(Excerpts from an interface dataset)
= = =

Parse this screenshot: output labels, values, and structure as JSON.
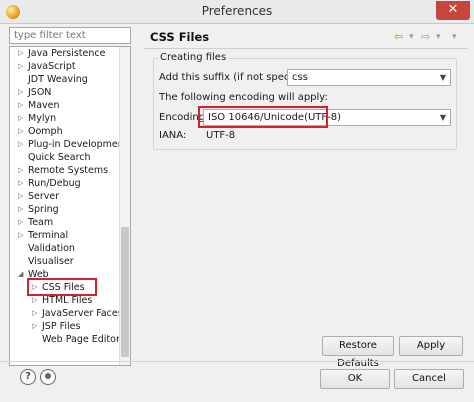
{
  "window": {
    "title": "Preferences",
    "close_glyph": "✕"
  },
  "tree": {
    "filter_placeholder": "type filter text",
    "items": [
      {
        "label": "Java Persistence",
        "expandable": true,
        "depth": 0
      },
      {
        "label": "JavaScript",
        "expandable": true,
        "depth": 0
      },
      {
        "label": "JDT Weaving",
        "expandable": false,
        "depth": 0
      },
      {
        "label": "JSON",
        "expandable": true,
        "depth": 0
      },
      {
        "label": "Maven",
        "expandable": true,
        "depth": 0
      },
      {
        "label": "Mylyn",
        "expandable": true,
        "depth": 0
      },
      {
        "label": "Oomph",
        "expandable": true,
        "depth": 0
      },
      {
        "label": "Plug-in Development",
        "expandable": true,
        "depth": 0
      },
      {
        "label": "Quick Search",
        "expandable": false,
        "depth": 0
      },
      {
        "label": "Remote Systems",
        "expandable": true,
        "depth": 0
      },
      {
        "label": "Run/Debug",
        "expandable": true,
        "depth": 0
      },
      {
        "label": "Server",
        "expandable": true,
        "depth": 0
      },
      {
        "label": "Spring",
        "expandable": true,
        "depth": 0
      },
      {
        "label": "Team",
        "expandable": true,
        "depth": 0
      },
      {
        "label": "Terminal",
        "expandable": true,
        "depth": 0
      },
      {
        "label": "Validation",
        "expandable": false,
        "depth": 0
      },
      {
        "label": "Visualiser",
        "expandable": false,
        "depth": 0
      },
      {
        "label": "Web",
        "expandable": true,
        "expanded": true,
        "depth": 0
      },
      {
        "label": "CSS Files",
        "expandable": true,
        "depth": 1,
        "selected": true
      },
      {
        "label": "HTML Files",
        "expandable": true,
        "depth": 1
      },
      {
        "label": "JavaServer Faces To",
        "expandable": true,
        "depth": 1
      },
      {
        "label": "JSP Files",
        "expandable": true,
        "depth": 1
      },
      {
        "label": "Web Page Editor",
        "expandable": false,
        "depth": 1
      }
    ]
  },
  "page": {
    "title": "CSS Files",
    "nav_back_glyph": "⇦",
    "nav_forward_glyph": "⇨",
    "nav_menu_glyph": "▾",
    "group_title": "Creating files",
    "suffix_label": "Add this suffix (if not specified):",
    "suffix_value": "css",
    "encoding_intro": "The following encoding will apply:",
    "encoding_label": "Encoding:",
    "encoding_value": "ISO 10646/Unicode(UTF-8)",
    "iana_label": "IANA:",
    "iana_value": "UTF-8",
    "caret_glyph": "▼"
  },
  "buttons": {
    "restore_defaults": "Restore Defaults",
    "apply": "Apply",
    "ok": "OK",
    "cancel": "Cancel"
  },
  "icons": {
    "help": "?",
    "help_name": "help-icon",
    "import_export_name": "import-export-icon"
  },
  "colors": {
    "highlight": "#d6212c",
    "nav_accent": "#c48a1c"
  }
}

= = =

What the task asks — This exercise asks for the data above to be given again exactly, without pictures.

Response —
Parse this screenshot: output labels, values, and structure as JSON.
{
  "window": {
    "title": "Preferences",
    "close_glyph": "✕"
  },
  "tree": {
    "filter_placeholder": "type filter text",
    "items": [
      {
        "label": "Java Persistence",
        "expandable": true,
        "depth": 0
      },
      {
        "label": "JavaScript",
        "expandable": true,
        "depth": 0
      },
      {
        "label": "JDT Weaving",
        "expandable": false,
        "depth": 0
      },
      {
        "label": "JSON",
        "expandable": true,
        "depth": 0
      },
      {
        "label": "Maven",
        "expandable": true,
        "depth": 0
      },
      {
        "label": "Mylyn",
        "expandable": true,
        "depth": 0
      },
      {
        "label": "Oomph",
        "expandable": true,
        "depth": 0
      },
      {
        "label": "Plug-in Development",
        "expandable": true,
        "depth": 0
      },
      {
        "label": "Quick Search",
        "expandable": false,
        "depth": 0
      },
      {
        "label": "Remote Systems",
        "expandable": true,
        "depth": 0
      },
      {
        "label": "Run/Debug",
        "expandable": true,
        "depth": 0
      },
      {
        "label": "Server",
        "expandable": true,
        "depth": 0
      },
      {
        "label": "Spring",
        "expandable": true,
        "depth": 0
      },
      {
        "label": "Team",
        "expandable": true,
        "depth": 0
      },
      {
        "label": "Terminal",
        "expandable": true,
        "depth": 0
      },
      {
        "label": "Validation",
        "expandable": false,
        "depth": 0
      },
      {
        "label": "Visualiser",
        "expandable": false,
        "depth": 0
      },
      {
        "label": "Web",
        "expandable": true,
        "expanded": true,
        "depth": 0
      },
      {
        "label": "CSS Files",
        "expandable": true,
        "depth": 1,
        "selected": true
      },
      {
        "label": "HTML Files",
        "expandable": true,
        "depth": 1
      },
      {
        "label": "JavaServer Faces To",
        "expandable": true,
        "depth": 1
      },
      {
        "label": "JSP Files",
        "expandable": true,
        "depth": 1
      },
      {
        "label": "Web Page Editor",
        "expandable": false,
        "depth": 1
      }
    ]
  },
  "page": {
    "title": "CSS Files",
    "nav_back_glyph": "⇦",
    "nav_forward_glyph": "⇨",
    "nav_menu_glyph": "▾",
    "group_title": "Creating files",
    "suffix_label": "Add this suffix (if not specified):",
    "suffix_value": "css",
    "encoding_intro": "The following encoding will apply:",
    "encoding_label": "Encoding:",
    "encoding_value": "ISO 10646/Unicode(UTF-8)",
    "iana_label": "IANA:",
    "iana_value": "UTF-8",
    "caret_glyph": "▼"
  },
  "buttons": {
    "restore_defaults": "Restore Defaults",
    "apply": "Apply",
    "ok": "OK",
    "cancel": "Cancel"
  },
  "icons": {
    "help": "?",
    "help_name": "help-icon",
    "import_export_name": "import-export-icon"
  },
  "colors": {
    "highlight": "#d6212c",
    "nav_accent": "#c48a1c"
  }
}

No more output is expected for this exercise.